They’re easy enough to make at home. Simply grate a bunch of potatoes and add them to a bowl of grated onion, flour, eggs, and salt, plus any other seasonings you desire. Form into small, round pancake shapes and fry in some oil until crisp. You really can’t go wrong – they taste incredible every time. The more you practice, the more it’ll become second nature; as easy as frying an egg.
We can’t talk about German food culture without mentioning cheese. The deliciously gooey substance is in so many classic Germanic dishes. Käsespätzle is the ultimate comfort food, particularly popular in Stuttgart. It can be made with caramelized onions but it tastes a lot better when you use a type of pasta, like noodles.
Think of Käsespätzle like the German version of mac ‘n’ cheese. It’s definitely not healthy but it’s the perfect meal to warm you up on a cold winter’s day. When you’re just craving something indulgent, try this dish. You just need to layer your pasta with slices of your chosen cheese and bake it all in the oven. Emmenthal is traditional but do it your way.
What is traditional food in Germany?
The staple of a German diet is pork, potatoes, bread, and cabbage. However, you’ll also find an eclectic mix of Turkish and Polish food, adding plenty of variety.
What is Germany’s most popular food?
If you love meat, then Germany’s most desirable and delicious dish has to be the currywurst. This is what all the tourists want to purchase when they visit any German-speaking country.
What is a traditional breakfast in Germany?
Known as Frühstück, Germans love a big breakfast. It will always include bread with your choice of toppings, whether that’s jam, meat, or cheese. Don’t forget to wash it all down with a big mug of coffee.
What makes the food in Germany unique?
German food is like no other because it draws on so many cultures.
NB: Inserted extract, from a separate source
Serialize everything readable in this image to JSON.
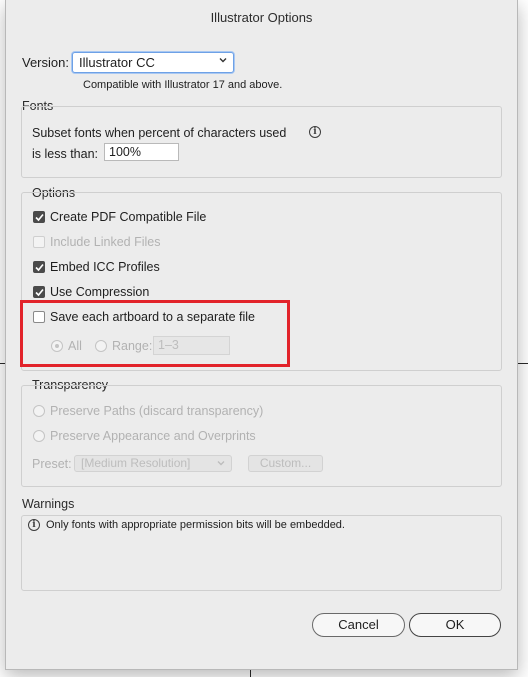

Traditional food in Germany can be traced back to Jewish or Eastern European origin, distinguishing it from other Central and Western European cuisines.